Pingueculae is the name for slightly raised yellowish lesions or growths that form on the white part of your eye’s surface tissue. These lesions are usually found close to the cornea’s edge. This condition is common in people who have spent a significant amount of time in the sun.
Pink Eye (Conjunctivitis)
Pink eye, medically know as conjunctivitis, is a common, yet contagious eye inflammation of the thin membrane that covers the white of your eyes. This eye condition is usually found among preschoolers and school-age children.
This eye condition affects those over the age of 40. Presbyopia causes blurred near vision when you perform regular tasks like reading, sewing, or working on a computer. Also known as aging eyes, presbyopia is unavoidable and will happen to everyone at some point in their life even if you have never had a vision problem before.
Ptosis refers to an eye condition that causes the eyelid to droop. It can affect the upper eyelid of either one or both of the eyes. Ptosis varies from person to person. Sometimes the droop is barely noticeable while in others it may cover the entire pupil. It can be found in both adults and children, but is generally caused by aging.
Retinal detachment is caused when the retina becomes separated from its underlying supportive tissue. This generally affects middle-aged or older people and is a serious problem that requires immediate treatment.
Retinitis pigmentosa is a slow and progressive peripheral vision loss disorder. It can be inherited from members of your family. This eye condition causes loss of peripheral vision, night blindness, and even central vision loss.
A stye is an infected lid gland found at the base of an eyelash. It usually looks similar to a pimple and can grow inside or outside of the lid. They cause no harm to your vision and usually occur at any age.
Sunlight Damaged Eyes
UV rays from sunlight can cause a variety of eye conditions such as cataracts, redeye and macular degeneration. You can even sunburn the surface of your eyes!

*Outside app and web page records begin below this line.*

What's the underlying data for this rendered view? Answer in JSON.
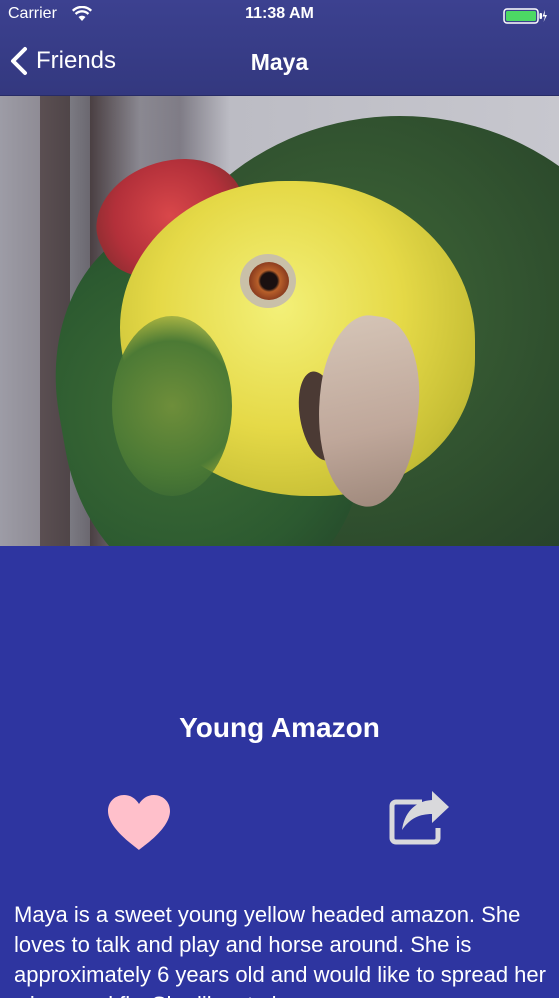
{
  "status_bar": {
    "carrier": "Carrier",
    "time": "11:38 AM",
    "icons": [
      "wifi-icon",
      "battery-icon",
      "charging-bolt-icon"
    ]
  },
  "nav": {
    "back_label": "Friends",
    "title": "Maya"
  },
  "photo": {
    "subject": "parrot-photo"
  },
  "profile": {
    "subtitle": "Young Amazon",
    "description": "Maya is a sweet young yellow headed amazon. She loves to talk and play and horse around. She is approximately 6 years old and would like to spread her wings and fly. She likes to be"
  },
  "actions": {
    "favorite_icon": "heart-icon",
    "share_icon": "share-icon"
  },
  "colors": {
    "background": "#2e35a0",
    "nav_bar": "#383d88",
    "heart": "#ffc0cb",
    "share": "#d9d9dc",
    "text": "#ffffff"
  }
}
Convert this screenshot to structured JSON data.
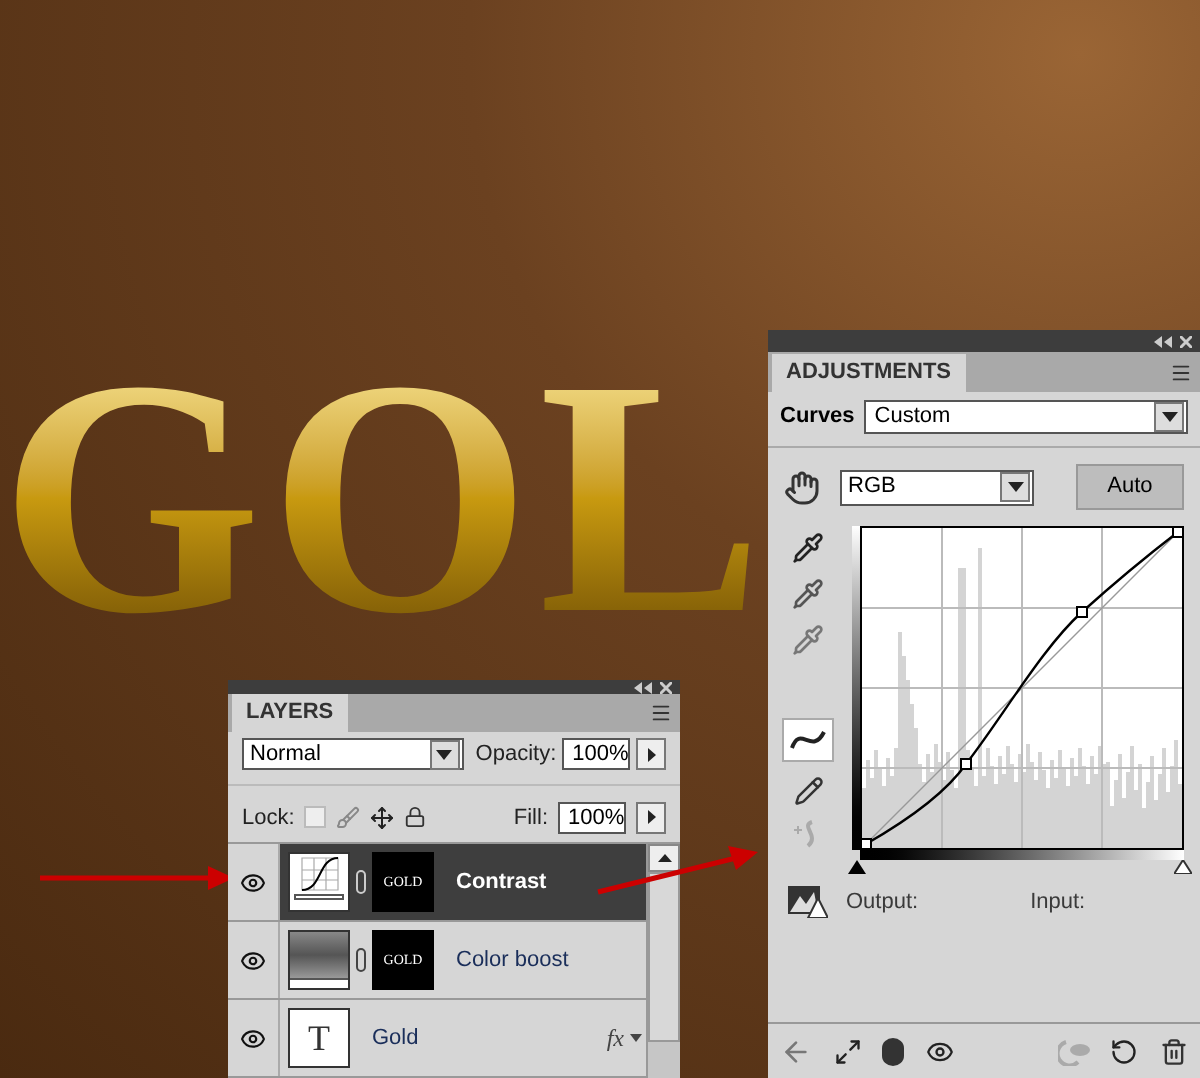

Dr. Jade explains how to protect you and your families eyes from sunlight damage in the short video, below.
Uveitis is an inflammatory eye disease. If left untreated it can cause permanent loss of vision.